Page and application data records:
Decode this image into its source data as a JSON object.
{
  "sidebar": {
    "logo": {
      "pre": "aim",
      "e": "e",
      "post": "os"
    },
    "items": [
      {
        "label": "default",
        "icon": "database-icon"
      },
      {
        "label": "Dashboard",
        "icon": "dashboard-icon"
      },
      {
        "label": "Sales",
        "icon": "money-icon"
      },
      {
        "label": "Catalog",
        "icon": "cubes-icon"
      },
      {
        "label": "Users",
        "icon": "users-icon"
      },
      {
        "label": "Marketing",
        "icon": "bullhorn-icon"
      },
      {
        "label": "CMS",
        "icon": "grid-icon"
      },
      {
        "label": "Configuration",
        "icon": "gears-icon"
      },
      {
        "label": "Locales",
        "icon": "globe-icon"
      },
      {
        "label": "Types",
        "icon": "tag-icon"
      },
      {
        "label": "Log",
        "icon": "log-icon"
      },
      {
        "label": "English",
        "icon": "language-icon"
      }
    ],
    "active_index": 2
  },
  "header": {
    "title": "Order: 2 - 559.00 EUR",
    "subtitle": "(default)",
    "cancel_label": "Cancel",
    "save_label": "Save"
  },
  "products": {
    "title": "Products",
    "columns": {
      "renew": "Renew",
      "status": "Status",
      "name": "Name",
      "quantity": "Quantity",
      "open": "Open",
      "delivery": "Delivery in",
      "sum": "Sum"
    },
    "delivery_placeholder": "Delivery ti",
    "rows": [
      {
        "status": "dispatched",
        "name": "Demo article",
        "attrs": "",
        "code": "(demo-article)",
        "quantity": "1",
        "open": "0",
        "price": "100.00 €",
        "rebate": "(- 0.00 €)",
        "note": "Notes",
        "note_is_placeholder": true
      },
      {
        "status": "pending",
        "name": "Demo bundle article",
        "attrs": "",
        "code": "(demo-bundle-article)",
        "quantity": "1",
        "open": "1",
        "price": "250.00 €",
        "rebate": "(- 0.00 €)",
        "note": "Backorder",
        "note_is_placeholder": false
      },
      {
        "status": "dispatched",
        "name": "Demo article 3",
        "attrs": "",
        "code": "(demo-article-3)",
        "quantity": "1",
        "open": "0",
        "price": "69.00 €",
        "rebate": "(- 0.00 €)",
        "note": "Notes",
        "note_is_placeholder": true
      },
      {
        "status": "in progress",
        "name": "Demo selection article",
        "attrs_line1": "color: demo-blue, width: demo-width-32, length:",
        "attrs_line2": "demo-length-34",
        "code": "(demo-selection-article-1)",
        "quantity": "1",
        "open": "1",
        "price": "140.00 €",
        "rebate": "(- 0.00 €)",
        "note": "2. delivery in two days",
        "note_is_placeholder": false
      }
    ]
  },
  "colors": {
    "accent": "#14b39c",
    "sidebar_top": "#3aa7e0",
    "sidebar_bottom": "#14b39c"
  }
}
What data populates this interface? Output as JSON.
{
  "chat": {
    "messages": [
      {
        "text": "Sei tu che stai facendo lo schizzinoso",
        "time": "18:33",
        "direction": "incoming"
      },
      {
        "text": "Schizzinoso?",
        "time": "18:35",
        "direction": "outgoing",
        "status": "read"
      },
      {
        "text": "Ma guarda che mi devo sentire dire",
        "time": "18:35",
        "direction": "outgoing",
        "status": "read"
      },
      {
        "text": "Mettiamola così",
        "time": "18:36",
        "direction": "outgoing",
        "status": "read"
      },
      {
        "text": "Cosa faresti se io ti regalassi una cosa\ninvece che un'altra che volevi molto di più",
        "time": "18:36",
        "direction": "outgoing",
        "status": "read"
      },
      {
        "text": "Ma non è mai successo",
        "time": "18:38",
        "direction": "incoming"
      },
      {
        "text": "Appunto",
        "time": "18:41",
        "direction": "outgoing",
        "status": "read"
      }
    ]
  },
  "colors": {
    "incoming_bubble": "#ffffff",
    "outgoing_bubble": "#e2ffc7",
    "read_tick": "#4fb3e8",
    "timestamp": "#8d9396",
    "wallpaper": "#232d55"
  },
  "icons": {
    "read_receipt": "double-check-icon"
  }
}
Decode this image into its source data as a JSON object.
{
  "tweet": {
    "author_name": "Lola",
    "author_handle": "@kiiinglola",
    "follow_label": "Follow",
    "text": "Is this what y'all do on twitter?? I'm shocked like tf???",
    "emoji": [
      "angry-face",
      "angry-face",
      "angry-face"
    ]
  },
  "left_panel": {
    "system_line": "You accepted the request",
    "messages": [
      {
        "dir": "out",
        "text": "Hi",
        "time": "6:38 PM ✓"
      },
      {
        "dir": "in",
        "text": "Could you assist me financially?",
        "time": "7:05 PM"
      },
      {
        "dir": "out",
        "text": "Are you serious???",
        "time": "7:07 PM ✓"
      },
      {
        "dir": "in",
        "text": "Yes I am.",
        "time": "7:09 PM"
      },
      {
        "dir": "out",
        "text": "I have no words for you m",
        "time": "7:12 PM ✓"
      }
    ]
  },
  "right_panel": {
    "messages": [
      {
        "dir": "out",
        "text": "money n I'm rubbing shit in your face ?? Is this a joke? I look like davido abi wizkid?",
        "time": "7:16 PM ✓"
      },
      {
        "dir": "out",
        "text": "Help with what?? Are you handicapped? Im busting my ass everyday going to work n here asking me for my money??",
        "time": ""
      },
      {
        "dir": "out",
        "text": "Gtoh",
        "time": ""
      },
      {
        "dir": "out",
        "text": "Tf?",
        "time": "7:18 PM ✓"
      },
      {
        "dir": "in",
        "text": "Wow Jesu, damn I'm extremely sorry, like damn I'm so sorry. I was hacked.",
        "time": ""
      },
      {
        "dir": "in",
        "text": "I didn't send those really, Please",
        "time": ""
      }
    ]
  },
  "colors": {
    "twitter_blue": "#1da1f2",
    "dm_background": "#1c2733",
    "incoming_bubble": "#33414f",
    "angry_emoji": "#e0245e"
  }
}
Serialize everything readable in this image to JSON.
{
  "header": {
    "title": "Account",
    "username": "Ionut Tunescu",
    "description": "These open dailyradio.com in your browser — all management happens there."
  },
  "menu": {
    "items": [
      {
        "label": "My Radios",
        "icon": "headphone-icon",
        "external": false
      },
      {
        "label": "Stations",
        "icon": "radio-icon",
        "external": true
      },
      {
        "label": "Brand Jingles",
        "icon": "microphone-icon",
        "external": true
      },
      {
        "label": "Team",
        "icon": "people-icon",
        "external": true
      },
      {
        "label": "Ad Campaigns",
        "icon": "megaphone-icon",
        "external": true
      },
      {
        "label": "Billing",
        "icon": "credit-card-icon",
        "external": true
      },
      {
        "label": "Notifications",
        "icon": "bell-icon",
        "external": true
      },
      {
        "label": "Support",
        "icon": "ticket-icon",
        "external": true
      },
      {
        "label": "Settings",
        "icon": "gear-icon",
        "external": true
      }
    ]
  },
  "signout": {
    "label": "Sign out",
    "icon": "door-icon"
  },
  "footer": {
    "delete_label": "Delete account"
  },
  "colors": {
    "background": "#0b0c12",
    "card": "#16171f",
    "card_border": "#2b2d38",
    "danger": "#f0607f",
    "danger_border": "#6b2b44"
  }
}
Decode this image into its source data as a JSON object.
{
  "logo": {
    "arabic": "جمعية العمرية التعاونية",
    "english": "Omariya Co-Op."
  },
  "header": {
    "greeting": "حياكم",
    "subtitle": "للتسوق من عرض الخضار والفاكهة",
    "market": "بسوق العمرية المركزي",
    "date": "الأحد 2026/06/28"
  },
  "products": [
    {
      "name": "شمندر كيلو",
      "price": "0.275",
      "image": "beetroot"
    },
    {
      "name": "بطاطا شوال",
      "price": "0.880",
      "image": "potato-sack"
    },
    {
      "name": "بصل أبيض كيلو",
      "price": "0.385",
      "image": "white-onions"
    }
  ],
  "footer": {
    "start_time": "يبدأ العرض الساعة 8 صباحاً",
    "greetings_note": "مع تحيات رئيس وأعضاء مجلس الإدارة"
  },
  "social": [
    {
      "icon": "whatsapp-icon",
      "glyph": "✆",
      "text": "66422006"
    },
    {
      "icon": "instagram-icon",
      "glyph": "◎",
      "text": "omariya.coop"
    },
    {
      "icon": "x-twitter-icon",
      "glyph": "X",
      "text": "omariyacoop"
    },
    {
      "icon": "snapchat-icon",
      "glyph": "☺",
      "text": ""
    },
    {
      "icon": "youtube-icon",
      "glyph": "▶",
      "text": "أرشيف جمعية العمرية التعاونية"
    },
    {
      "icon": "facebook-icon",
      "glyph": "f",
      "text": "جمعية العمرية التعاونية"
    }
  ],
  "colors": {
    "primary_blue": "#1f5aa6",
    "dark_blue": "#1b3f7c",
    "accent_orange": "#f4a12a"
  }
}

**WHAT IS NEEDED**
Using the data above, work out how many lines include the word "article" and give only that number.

**WRITTEN REPLY**
8